One of the most challenging types of lightweight construction materials is insulated concrete-filled metal decking. This material is not designed to support large hanging loads.
In most cases the structural engineer of record will limit the load that can be applied from the metal deck flutes. A typical maximum load on recent projects that I have worked on is 100 lbs per flute for hanging and no bracing allowed at all. Before considering the weight of water-filled pipe that you are trying to support, the hanger would be required to span three flutes just to satisfy the 250 lb NFPA 13 safety factor. This becomes a hanging problem for even small lengths of sprinkler pipe.
The following is an example of how lightweight structure challenges the designer:
We have a 1-in. x 1-ft 6-in. Schedule 40 armover from a branch line that supplies a 1-in. x 1-ft 6-in. Schedule 40 drop to a sprinkler in a suspended ceiling. The maximum pressure at that sprinkler exceeds 100 psi. Per NFPA 13, 2013 Section 22.214.171.124.2 the armover will require a hanger. The total load at the point of attachment forthathangerwillbe1in.x3ft0 in. of Schedule 40 water-filled pipe plus 250 lbs safety factor. The weight of 1-in. Schedule 40 water-filled pipe is 2.05 lbs per feet; therefore, the total load is 256 lbs.
The hanger would be required to span three flutes with a maximum load of 100 lbs per flute.

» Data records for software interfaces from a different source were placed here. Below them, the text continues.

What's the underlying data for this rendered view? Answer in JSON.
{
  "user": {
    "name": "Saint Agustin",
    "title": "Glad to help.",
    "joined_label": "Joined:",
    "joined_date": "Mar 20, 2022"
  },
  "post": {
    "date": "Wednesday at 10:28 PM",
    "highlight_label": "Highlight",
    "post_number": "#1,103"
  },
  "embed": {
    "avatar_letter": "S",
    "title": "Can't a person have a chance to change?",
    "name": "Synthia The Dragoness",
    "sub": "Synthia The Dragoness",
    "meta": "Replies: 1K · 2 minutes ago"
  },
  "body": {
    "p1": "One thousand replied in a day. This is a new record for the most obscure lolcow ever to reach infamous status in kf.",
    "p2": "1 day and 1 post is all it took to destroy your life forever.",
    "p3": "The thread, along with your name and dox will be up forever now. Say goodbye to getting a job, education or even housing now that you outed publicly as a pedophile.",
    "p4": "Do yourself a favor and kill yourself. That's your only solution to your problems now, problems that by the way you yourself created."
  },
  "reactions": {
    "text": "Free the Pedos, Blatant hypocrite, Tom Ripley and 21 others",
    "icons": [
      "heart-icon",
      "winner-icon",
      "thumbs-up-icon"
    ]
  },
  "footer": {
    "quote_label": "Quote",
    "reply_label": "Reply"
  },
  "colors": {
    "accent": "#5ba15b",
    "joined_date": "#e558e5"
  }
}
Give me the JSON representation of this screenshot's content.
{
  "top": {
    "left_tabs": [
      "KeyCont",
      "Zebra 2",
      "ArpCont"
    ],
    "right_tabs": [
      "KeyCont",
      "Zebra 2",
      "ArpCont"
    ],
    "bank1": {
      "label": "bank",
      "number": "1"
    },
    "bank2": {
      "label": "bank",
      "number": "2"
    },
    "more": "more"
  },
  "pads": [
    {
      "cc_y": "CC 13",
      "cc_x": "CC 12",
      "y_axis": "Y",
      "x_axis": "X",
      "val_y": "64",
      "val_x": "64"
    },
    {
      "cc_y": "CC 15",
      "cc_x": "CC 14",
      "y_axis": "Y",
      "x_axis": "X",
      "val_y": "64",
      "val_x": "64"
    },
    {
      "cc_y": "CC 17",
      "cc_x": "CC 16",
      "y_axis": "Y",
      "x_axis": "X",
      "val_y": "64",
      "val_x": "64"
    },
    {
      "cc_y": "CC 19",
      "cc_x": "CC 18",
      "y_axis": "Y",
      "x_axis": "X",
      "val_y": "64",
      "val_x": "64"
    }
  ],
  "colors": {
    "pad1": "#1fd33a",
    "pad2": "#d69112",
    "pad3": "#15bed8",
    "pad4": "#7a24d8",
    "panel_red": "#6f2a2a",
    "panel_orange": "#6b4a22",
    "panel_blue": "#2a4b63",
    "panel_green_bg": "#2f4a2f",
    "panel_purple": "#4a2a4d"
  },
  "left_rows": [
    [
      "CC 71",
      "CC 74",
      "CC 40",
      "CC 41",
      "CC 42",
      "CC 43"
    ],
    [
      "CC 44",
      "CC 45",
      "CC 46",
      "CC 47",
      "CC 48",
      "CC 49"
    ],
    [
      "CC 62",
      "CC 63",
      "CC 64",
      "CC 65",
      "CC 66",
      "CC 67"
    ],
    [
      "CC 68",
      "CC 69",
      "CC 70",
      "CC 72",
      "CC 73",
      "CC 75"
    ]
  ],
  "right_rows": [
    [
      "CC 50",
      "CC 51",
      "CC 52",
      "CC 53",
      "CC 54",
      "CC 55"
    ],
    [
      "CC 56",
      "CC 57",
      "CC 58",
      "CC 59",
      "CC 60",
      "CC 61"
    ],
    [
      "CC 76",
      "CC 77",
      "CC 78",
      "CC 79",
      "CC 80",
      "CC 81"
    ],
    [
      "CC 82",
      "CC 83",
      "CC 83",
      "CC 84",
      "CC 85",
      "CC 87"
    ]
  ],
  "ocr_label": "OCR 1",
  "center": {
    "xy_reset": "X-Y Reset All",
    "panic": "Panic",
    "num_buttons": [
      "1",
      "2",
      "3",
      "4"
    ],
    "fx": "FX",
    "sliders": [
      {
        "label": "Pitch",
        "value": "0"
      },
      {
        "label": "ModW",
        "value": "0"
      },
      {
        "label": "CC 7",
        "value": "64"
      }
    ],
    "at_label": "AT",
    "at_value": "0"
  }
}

Would this hanger now be considered a “trapeze”? Following Table 126.96.36.199.1(a) with the shortest span of 1.5 ft, the sectional modulus would be 0.08 which would require a piece of 11⁄2-in. x 11⁄2-in. x 3/16-in. angle iron with an attachment from each of the three flutes.
As can be seen from the above example, a review of the building structure prior to designing a sprinkler layout is of paramount importance to avoid costly hangers and braces.
ABOUT THE AUTHOR: Ray Lambert is currently the design manager for Western Fire Protection, Poway, California. He began his career in Manchester, England for Mather and Platt at the age of 16, and immigrated to California in 1982. Lambert has over 40 years’ experience in fire protection design. He was recently involved in the UCSD Earthquake Research Project in San Diego and is an alternate member of NFPA 13 Hanging and Bracing Committee.
MPORTANT NOTICE: As a member of the NFPA 13 Hanging and Bracing Committee, the following disclaimer applies. The article and its content is not a Formal Interpretation issued pursuant to NFPA regulations. Any opinion expressed is the personal opinion of the author and presenter and does not nec- essarily represent the official position of the NFPA and its technical committee.